Navy plans to phase out its Sea Mammal Program and retire its pods of dolphins and sea lions that are currently used to help locate - and in some cases destroy - sea mines. Swimming into their place is a new generation of robotic mine hunters.
Max and Ben, two knee-high humanoid robots that can dance to “Thriller”, play games and emulate Tai Chi, are to be showcased by researchers at the University of Birmingham as part of the ESRC festival of Social Sciences.
LEXI is a new robot at work in the firing tanks of the Lab's High Explosives Applications Facility (HEAF) and the work that's done there for the National Explosives Engineering Sciences Security (NEXESS) Center. The tri-lab program is funded by the Department of Homeland Security to assess threats from explosives and to evaluate countermeasures.
NASA and the European Space Agency (ESA) successfully have used an experimental version of interplanetary Internet to control an educational rover from the International Space Station. The experiment used NASA's Disruption Tolerant Networking (DTN) protocol to transmit messages and demonstrate technology that one day may enable Internet-like communications with space vehicles and support habitats or infrastructure on another planet.
Computer scientists from the University of Bonn have developed a new robot whose source code and design plan is publicly accessible.
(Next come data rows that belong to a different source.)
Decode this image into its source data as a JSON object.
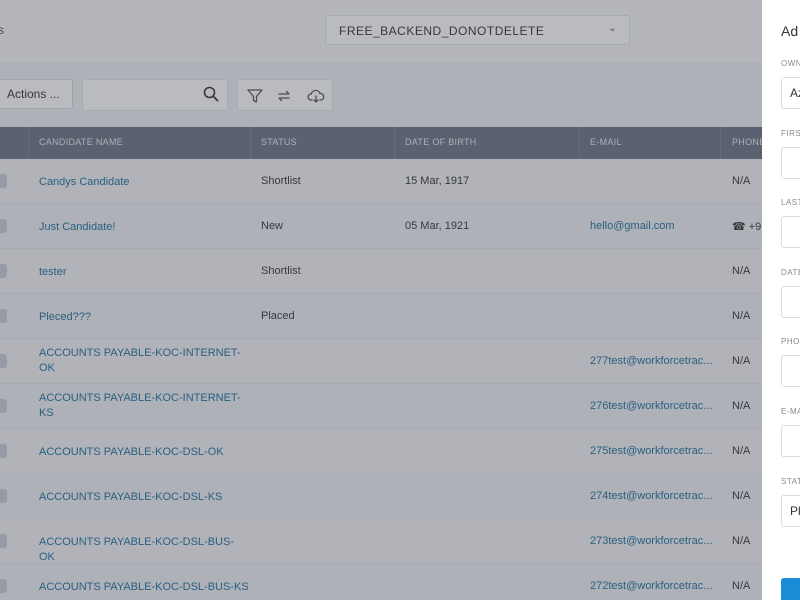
{
  "topbar": {
    "left_text": "s",
    "database_select": "FREE_BACKEND_DONOTDELETE"
  },
  "toolbar": {
    "actions_label": "Actions ...",
    "search_placeholder": ""
  },
  "table": {
    "columns": [
      "CANDIDATE NAME",
      "STATUS",
      "DATE OF BIRTH",
      "E-MAIL",
      "PHONE"
    ],
    "rows": [
      {
        "name": "Candys Candidate",
        "status": "Shortlist",
        "dob": "15 Mar, 1917",
        "email": "",
        "phone": "N/A"
      },
      {
        "name": "Just Candidate!",
        "status": "New",
        "dob": "05 Mar, 1921",
        "email": "hello@gmail.com",
        "phone": "☎ +9"
      },
      {
        "name": "tester",
        "status": "Shortlist",
        "dob": "",
        "email": "",
        "phone": "N/A"
      },
      {
        "name": "Pleced???",
        "status": "Placed",
        "dob": "",
        "email": "",
        "phone": "N/A"
      },
      {
        "name": "ACCOUNTS PAYABLE-KOC-INTERNET-OK",
        "status": "",
        "dob": "",
        "email": "277test@workforcetrac...",
        "phone": "N/A"
      },
      {
        "name": "ACCOUNTS PAYABLE-KOC-INTERNET-KS",
        "status": "",
        "dob": "",
        "email": "276test@workforcetrac...",
        "phone": "N/A"
      },
      {
        "name": "ACCOUNTS PAYABLE-KOC-DSL-OK",
        "status": "",
        "dob": "",
        "email": "275test@workforcetrac...",
        "phone": "N/A"
      },
      {
        "name": "ACCOUNTS PAYABLE-KOC-DSL-KS",
        "status": "",
        "dob": "",
        "email": "274test@workforcetrac...",
        "phone": "N/A"
      },
      {
        "name": "ACCOUNTS PAYABLE-KOC-DSL-BUS-OK",
        "status": "",
        "dob": "",
        "email": "273test@workforcetrac...",
        "phone": "N/A"
      },
      {
        "name": "ACCOUNTS PAYABLE-KOC-DSL-BUS-KS",
        "status": "",
        "dob": "",
        "email": "272test@workforcetrac...",
        "phone": "N/A"
      }
    ]
  },
  "panel": {
    "title": "Ad",
    "fields": [
      {
        "label": "OWN",
        "value": "Az"
      },
      {
        "label": "FIRS",
        "value": ""
      },
      {
        "label": "LAST",
        "value": ""
      },
      {
        "label": "DATE",
        "value": ""
      },
      {
        "label": "PHO",
        "value": ""
      },
      {
        "label": "E-MA",
        "value": ""
      },
      {
        "label": "STAT",
        "value": "Pl"
      }
    ]
  }
}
It is intended to facilitate the entry into research on humanoids, in particular, the TeenSize Class of the RoboCup. The scientists recently introduced the new robot at the IROS Conference (International Conference on Intelligent Robots and Systems) in Portugal.
A new study shows that jumping can be much more complicated than it might seem. In research that could extend the range of future rescue and exploration robots, scientists have found that hopping robots could dramatically reduce their power demands by adopting a unique two-part "stutter jump".
Robots have the potential to help older adults with daily activities that can become more challenging with age. But are people willing to use and accept the new technology? A study by the Georgia Institute of Technology indicates the answer is yes, unless the tasks involve personal care or social activities.
The Robot Hall of Fame inducted four robots chosen for the first time by a popular vote — Aldebaran Robotics' NAO humanoid, iRobot's PackBot bomb disposal robot, Boston Dynamics' four-legged BigDog and WALL-E, the fictional robot of the namesake Pixar movie - during a ceremony tonight at Carnegie Science Center in Pittsburgh.
Roboticists at Carnegie Mellon University will field two teams in the Defense Advanced Research Projects Agency (DARPA) Robotics Challenge, a competition in which robots will perform complex, physically challenging tasks as they respond to disaster scenarios in human-engineered environments, such as nuclear power plants.
Teaching a robot a new trick is a challenge. You can’t reward it with treats and it doesn’t respond to approval or disappointment in your voice. For researchers in the biological sciences, however, the future training of robots has been made much easier thanks to a new program called "PaR-PaR".
Scientists from eight countries (Australia, Belgium, Canada, France, Germany, Japan, New Zealand and the United States) have created the first detailed 3D map of the underside of sea ice in Antarctica.
Perceive first, act afterwards.The architecture of most of today's robots is underpinned by this control strategy. The eSMCs project has set itself the aim of changing the paradigm and generating more dynamic computer models in which action is not a mere consequence of perception but an integral part of the perception process. It is about improving robot behaviour by means of perception models closer to those of humans.
A research team from the University of Maryland, College Park (UMD) and the University of Maryland, Baltimore (UMB) have been awarded a new $2 million grant from the National Institutes of Health (NIH) to continue developing a small robot that could one day be a huge aid to neurosurgeons in removing difficult-to-reach brain tumors.
A research team led by Professor Mike Stilman at the Georgia Institute of Technology hopes to change that by giving robots the ability to use objects in their environments to accomplish high-level tasks. The team recently received a three-year, $900,000 grant from the Office of Naval Research to work on this project.